### Task details
Starting with the first line and ending with the last, copy the entries word for word.

--- START ---

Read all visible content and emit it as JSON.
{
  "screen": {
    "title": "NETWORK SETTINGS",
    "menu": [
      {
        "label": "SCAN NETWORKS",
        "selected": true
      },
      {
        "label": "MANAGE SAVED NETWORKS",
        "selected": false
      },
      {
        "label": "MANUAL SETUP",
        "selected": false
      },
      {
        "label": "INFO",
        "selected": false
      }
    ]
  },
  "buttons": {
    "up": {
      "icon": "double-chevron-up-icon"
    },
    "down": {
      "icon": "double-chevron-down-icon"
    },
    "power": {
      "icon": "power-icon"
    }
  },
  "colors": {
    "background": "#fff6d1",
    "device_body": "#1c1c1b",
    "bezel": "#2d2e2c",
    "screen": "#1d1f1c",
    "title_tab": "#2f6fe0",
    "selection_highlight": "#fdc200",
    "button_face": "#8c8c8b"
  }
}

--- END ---

### Solution for this exercise
Read all visible content and emit it as JSON.
{
  "screen": {
    "title": "NETWORK SETTINGS",
    "menu": [
      {
        "label": "SCAN NETWORKS",
        "selected": true
      },
      {
        "label": "MANAGE SAVED NETWORKS",
        "selected": false
      },
      {
        "label": "MANUAL SETUP",
        "selected": false
      },
      {
        "label": "INFO",
        "selected": false
      }
    ]
  },
  "buttons": {
    "up": {
      "icon": "double-chevron-up-icon"
    },
    "down": {
      "icon": "double-chevron-down-icon"
    },
    "power": {
      "icon": "power-icon"
    }
  },
  "colors": {
    "background": "#fff6d1",
    "device_body": "#1c1c1b",
    "bezel": "#2d2e2c",
    "screen": "#1d1f1c",
    "title_tab": "#2f6fe0",
    "selection_highlight": "#fdc200",
    "button_face": "#8c8c8b"
  }
}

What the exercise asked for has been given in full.